- Problem description -
Carry none of the pictures over; write out the complete data exactly.

(Items listed in a dataset)
== == ==
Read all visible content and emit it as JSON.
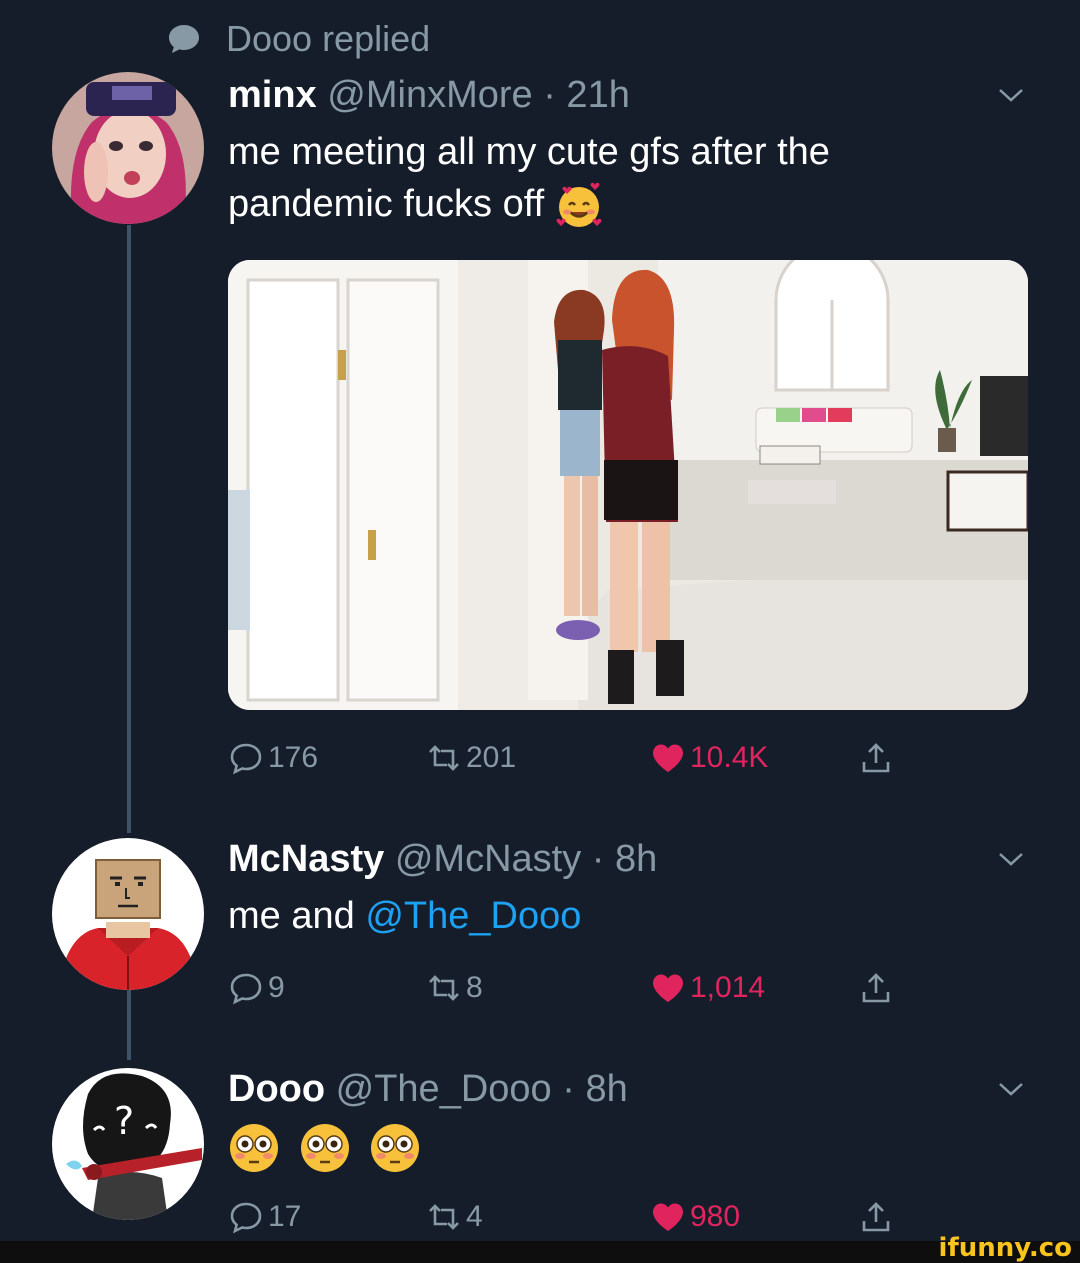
{
  "reply_context": {
    "icon": "speech-bubble-icon",
    "text": "Dooo replied"
  },
  "tweets": [
    {
      "name": "minx",
      "handle": "@MinxMore",
      "time": "· 21h",
      "text": "me meeting all my cute gfs after the pandemic fucks off",
      "emoji": "smiling-face-with-hearts",
      "media": "photo",
      "replies": "176",
      "retweets": "201",
      "likes": "10.4K"
    },
    {
      "name": "McNasty",
      "handle": "@McNasty",
      "time": "· 8h",
      "text": "me and ",
      "mention": "@The_Dooo",
      "replies": "9",
      "retweets": "8",
      "likes": "1,014"
    },
    {
      "name": "Dooo",
      "handle": "@The_Dooo",
      "time": "· 8h",
      "emoji": "flushed-face x3",
      "replies": "17",
      "retweets": "4",
      "likes": "980"
    }
  ],
  "watermark": "ifunny.co",
  "colors": {
    "background": "#151d2a",
    "secondary_text": "#8899a6",
    "like": "#e0245e",
    "mention": "#1da1f2"
  }
}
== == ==
- Answer for the task -
Read all visible content and emit it as JSON.
{
  "reply_context": {
    "icon": "speech-bubble-icon",
    "text": "Dooo replied"
  },
  "tweets": [
    {
      "name": "minx",
      "handle": "@MinxMore",
      "time": "· 21h",
      "text": "me meeting all my cute gfs after the pandemic fucks off",
      "emoji": "smiling-face-with-hearts",
      "media": "photo",
      "replies": "176",
      "retweets": "201",
      "likes": "10.4K"
    },
    {
      "name": "McNasty",
      "handle": "@McNasty",
      "time": "· 8h",
      "text": "me and ",
      "mention": "@The_Dooo",
      "replies": "9",
      "retweets": "8",
      "likes": "1,014"
    },
    {
      "name": "Dooo",
      "handle": "@The_Dooo",
      "time": "· 8h",
      "emoji": "flushed-face x3",
      "replies": "17",
      "retweets": "4",
      "likes": "980"
    }
  ],
  "watermark": "ifunny.co",
  "colors": {
    "background": "#151d2a",
    "secondary_text": "#8899a6",
    "like": "#e0245e",
    "mention": "#1da1f2"
  }
}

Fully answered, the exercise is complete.